* **WHAT IS REQUIRED**:
Give only the number of lines in the records that contain the word "name".

BEGIN RECORDED INFORMATION

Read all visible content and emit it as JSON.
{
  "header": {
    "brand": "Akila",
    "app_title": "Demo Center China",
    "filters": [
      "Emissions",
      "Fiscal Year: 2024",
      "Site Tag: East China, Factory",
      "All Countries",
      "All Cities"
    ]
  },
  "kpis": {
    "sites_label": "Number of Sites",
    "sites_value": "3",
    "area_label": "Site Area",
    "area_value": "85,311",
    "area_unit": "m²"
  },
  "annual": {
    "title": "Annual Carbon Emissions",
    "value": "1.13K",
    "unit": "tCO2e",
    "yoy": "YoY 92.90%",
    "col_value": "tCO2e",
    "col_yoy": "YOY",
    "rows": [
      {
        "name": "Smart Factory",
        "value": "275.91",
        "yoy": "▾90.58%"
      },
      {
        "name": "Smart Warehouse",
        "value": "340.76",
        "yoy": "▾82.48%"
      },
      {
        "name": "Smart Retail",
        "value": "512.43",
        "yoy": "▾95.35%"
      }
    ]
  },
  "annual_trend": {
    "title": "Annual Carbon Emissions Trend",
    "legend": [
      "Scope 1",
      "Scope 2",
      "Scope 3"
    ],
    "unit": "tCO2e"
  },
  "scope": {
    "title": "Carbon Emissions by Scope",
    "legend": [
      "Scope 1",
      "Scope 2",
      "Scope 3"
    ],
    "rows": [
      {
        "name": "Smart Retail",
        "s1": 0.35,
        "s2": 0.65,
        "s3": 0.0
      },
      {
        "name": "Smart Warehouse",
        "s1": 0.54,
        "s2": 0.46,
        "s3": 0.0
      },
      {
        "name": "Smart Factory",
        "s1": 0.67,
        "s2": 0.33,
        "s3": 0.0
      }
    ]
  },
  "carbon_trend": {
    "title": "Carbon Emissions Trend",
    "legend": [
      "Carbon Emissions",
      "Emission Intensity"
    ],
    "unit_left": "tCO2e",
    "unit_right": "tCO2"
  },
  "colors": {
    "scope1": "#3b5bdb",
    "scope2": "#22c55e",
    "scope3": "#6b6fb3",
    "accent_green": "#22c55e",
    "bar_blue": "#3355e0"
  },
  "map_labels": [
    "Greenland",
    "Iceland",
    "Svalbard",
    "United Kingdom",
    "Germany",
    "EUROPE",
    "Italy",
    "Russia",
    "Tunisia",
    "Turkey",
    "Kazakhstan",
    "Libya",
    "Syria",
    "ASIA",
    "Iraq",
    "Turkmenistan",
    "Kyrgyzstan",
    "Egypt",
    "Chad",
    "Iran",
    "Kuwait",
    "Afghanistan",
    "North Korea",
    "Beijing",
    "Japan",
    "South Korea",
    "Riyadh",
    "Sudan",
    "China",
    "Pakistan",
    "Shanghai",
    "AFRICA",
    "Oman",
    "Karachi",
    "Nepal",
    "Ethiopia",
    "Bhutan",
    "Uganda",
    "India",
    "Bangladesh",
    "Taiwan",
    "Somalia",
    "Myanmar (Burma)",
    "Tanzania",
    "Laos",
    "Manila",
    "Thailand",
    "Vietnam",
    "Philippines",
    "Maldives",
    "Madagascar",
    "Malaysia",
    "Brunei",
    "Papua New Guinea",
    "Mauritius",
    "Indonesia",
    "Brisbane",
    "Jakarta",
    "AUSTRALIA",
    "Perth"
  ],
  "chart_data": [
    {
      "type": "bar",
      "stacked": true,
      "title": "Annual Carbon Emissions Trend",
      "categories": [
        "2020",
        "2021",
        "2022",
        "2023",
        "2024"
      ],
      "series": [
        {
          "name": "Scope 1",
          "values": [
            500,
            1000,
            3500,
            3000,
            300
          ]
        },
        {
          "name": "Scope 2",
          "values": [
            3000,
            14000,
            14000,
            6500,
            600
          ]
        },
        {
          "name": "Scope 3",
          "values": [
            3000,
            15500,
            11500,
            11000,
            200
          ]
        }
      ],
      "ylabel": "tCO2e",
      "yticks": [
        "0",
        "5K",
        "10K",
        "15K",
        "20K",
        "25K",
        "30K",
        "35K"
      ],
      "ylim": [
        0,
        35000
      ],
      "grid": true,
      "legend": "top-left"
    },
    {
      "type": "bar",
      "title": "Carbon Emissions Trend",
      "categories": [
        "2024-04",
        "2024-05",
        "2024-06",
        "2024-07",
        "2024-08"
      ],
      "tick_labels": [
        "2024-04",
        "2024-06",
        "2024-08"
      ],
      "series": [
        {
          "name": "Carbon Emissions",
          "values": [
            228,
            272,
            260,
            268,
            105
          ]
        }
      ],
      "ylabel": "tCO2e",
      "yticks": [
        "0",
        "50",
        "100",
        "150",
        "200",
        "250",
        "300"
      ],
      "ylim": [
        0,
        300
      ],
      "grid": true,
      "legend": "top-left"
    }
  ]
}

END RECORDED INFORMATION

* **YOUR RESPONSE**:
10